Using this abstract type and knowing a bit more what it assumes (or imposes) for the storage of the array elements has some advantages for my applications (real-time control) and certainly for others:
DenseArray can be used to write a method which calls a numerical library (like BLAS or LAPACK but not only) in such a way that it remains applicable to other types than just Array.
New array types may inherit from DenseArray and benefit from the above method with no other efforts than making sure that their storage really makes them dense arrays. In that spirit I have implemented Julia wrappers around various array-like objects that are stored by other pieces of software in shared memory.
I admit that all these are rather low-level considerations, but this is what I like with Julia: its agility when one needs to fuse high level code with low level or foreign code.
DenseArray is an abstract subtype of AbstractArray intended to include all arrays where elements are stored contiguously in column-major order.
DenseArray is a bit more specific than StriddedArray in the sense that to check that elements of a strided array, say A are stored contiguously in column-major order (like in a DenseArray) it must be asserted that the strides of A are (1, size(A,1), size(A,1)*size(A,2), ...).
The additional information summarized by DenseArray can be very useful to write shorter code and deserves being exposed in the API.
In theory, yes, but in practice most Fortran code takes strided arrays (and C is, of course, row-major).
That said, I actually agree that knowing this is a valid use case, I just don’t think that <: DenseArray is the right way to expose this. The reason for this is that type hierarchies are very limiting (because of single inheritance), so the preferred API design now uses traits for these things.

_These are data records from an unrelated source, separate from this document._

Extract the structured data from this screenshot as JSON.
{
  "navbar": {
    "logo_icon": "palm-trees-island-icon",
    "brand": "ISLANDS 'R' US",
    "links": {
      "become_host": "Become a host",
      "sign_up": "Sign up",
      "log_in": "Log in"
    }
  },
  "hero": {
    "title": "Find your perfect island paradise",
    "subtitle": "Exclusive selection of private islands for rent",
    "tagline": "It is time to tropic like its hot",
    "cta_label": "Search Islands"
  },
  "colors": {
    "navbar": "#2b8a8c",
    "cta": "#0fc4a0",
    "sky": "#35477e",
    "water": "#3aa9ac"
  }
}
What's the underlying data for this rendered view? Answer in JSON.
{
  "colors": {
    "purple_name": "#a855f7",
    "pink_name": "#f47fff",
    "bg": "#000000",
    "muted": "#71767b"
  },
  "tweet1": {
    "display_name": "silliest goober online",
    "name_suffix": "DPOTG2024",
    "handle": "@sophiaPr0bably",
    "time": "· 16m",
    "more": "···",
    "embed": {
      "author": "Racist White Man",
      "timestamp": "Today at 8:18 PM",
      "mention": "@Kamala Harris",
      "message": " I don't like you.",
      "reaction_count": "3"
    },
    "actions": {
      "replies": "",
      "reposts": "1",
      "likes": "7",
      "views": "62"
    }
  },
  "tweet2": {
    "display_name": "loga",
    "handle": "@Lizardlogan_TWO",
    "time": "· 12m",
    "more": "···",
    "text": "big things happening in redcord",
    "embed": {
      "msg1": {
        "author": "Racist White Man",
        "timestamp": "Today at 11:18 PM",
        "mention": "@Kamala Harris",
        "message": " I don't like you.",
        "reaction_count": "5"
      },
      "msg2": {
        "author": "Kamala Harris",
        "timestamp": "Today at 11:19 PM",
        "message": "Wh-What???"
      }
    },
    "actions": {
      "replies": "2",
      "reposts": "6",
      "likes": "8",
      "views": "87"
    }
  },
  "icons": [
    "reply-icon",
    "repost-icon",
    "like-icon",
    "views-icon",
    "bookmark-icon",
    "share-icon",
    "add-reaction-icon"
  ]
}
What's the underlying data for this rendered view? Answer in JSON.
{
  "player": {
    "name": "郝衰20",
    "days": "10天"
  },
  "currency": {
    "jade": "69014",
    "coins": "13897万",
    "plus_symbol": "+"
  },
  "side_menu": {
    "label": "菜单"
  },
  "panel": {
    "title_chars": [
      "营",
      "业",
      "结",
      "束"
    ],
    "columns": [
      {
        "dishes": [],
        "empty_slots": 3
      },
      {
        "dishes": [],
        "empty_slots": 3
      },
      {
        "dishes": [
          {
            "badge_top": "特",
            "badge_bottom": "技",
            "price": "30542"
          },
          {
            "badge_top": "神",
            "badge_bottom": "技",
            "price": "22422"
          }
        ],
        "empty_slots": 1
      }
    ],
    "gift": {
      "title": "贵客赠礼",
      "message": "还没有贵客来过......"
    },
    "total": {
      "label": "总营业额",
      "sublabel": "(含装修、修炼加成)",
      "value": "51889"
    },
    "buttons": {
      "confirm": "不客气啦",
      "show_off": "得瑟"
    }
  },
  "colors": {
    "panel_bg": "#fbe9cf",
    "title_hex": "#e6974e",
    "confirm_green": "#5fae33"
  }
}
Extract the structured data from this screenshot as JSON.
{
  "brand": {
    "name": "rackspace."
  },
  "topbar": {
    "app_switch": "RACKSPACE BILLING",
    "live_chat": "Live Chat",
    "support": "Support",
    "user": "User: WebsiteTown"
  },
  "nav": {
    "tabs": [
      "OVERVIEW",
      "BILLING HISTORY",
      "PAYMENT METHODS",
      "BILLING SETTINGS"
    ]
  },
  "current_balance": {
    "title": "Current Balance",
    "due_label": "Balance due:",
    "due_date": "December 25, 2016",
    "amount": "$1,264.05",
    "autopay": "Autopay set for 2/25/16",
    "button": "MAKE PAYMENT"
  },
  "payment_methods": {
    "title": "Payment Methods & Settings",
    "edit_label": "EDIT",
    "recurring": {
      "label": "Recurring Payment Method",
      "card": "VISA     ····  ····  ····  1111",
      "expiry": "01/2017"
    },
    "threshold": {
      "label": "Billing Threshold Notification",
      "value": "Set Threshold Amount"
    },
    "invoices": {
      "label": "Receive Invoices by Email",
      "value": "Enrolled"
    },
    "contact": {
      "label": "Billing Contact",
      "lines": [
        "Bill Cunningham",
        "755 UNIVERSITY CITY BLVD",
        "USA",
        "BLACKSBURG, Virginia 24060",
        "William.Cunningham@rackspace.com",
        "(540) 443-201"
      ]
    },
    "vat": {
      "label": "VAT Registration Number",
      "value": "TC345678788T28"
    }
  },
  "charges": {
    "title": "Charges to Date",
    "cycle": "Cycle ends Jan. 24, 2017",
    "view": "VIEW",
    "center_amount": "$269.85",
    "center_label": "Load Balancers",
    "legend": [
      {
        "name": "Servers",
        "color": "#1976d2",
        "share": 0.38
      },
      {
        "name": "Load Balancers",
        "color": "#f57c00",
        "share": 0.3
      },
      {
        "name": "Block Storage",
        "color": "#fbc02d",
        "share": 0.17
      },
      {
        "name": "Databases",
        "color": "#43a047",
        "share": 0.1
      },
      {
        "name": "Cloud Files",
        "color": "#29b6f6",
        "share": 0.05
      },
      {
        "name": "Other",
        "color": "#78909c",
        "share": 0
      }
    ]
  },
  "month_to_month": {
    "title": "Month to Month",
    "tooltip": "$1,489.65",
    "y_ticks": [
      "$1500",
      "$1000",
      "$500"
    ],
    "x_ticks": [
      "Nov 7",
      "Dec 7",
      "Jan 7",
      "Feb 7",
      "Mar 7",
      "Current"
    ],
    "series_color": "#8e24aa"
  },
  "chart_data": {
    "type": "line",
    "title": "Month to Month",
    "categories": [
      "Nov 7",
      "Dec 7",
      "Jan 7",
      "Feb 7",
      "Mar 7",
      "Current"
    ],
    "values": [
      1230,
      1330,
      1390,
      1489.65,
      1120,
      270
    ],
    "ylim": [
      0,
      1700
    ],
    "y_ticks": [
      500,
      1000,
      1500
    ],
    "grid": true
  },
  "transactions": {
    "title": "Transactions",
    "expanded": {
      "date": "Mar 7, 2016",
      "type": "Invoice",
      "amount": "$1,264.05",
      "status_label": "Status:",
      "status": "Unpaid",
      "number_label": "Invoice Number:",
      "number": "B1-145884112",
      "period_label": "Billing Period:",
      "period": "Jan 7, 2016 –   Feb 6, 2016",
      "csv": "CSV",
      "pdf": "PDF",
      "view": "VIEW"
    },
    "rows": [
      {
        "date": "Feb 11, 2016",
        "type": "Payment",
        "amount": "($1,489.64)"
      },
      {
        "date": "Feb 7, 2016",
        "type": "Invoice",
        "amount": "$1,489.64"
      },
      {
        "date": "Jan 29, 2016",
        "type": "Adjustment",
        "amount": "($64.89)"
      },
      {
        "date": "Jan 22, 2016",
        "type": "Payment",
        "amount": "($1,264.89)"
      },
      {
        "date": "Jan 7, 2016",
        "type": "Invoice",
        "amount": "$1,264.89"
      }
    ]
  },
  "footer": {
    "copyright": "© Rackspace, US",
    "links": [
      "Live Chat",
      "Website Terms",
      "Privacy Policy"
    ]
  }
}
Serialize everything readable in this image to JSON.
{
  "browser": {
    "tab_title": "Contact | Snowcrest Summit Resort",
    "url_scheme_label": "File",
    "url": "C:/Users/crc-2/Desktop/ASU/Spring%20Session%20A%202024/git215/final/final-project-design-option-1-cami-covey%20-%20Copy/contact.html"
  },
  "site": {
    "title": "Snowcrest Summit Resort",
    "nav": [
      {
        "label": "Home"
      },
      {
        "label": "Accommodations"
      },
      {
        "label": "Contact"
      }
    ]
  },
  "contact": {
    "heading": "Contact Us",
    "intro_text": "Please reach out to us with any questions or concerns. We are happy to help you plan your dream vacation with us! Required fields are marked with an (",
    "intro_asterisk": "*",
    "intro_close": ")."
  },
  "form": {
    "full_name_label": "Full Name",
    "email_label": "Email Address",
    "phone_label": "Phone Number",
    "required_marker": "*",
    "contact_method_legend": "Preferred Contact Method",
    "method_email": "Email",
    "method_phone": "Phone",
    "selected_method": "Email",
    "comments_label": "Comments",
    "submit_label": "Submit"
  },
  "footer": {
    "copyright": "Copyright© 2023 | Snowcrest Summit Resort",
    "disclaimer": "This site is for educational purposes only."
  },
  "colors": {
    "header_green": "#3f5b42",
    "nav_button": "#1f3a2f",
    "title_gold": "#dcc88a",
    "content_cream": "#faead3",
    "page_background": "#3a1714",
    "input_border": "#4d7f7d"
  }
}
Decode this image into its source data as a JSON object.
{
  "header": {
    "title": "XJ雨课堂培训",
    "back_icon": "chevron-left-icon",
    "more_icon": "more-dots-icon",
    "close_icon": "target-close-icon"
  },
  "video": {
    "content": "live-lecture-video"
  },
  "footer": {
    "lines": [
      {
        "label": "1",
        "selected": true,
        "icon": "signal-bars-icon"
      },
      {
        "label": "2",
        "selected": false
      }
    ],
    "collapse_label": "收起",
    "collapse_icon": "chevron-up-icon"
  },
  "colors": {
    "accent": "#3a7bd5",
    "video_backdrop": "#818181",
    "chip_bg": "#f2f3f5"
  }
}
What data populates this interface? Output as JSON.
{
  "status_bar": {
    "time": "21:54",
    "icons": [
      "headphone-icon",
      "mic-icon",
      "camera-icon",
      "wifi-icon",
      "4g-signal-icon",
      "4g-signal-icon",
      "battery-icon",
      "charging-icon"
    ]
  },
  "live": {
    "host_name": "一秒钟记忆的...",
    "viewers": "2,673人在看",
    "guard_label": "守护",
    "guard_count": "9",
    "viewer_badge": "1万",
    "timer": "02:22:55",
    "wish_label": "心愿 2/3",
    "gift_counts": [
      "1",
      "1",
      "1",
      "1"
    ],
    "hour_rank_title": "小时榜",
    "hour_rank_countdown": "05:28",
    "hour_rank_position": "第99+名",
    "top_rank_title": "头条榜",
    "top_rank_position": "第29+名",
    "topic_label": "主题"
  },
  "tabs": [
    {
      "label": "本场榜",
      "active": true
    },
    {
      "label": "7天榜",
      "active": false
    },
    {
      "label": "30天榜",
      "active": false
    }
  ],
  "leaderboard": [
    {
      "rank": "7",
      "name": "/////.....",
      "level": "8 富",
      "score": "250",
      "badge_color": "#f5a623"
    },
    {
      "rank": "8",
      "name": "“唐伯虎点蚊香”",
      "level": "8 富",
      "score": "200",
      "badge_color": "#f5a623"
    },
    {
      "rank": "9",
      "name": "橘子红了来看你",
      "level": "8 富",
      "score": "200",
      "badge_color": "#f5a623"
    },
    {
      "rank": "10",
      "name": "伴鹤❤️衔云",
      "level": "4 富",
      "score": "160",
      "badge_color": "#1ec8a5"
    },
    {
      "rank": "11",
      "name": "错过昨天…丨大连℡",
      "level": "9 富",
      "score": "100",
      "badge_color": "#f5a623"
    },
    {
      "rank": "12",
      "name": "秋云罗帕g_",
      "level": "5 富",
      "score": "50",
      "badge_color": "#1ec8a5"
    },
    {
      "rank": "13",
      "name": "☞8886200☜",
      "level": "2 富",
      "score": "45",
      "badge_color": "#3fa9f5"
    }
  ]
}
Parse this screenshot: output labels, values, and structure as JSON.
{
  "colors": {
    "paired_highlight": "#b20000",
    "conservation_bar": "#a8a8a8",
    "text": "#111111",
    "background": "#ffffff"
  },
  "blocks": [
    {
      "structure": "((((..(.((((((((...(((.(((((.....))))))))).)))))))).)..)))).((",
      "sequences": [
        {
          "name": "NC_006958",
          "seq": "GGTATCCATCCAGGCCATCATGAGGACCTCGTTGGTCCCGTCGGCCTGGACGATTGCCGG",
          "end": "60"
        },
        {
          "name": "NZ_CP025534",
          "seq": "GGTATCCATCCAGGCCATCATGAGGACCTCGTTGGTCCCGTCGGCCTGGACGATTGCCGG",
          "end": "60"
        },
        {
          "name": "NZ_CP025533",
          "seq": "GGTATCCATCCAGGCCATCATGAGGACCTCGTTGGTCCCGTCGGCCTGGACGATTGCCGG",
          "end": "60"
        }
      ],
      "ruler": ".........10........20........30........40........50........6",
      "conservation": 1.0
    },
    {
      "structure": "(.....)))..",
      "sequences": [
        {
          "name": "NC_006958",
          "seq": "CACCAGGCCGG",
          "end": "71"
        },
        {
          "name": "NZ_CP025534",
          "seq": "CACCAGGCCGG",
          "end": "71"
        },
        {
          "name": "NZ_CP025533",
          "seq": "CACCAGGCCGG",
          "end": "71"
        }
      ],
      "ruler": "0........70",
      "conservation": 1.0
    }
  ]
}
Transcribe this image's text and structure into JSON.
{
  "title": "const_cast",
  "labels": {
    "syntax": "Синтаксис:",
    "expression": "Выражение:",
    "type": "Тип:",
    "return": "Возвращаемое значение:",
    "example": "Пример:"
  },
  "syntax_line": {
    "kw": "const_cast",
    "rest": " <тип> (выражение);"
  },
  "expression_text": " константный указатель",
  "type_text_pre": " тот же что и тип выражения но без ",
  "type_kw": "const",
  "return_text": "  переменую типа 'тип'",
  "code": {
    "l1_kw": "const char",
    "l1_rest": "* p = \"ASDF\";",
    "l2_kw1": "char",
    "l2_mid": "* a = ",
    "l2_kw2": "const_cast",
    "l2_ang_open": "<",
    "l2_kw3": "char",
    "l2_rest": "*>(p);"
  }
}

Also, whenever you are interfacing with C/Fortran, you still need an explicit mapping. Should the fact that something is a DenseArray be exposed? Is it relevant to the user, once the mapping to C and the element access/iteration API is defined efficiently?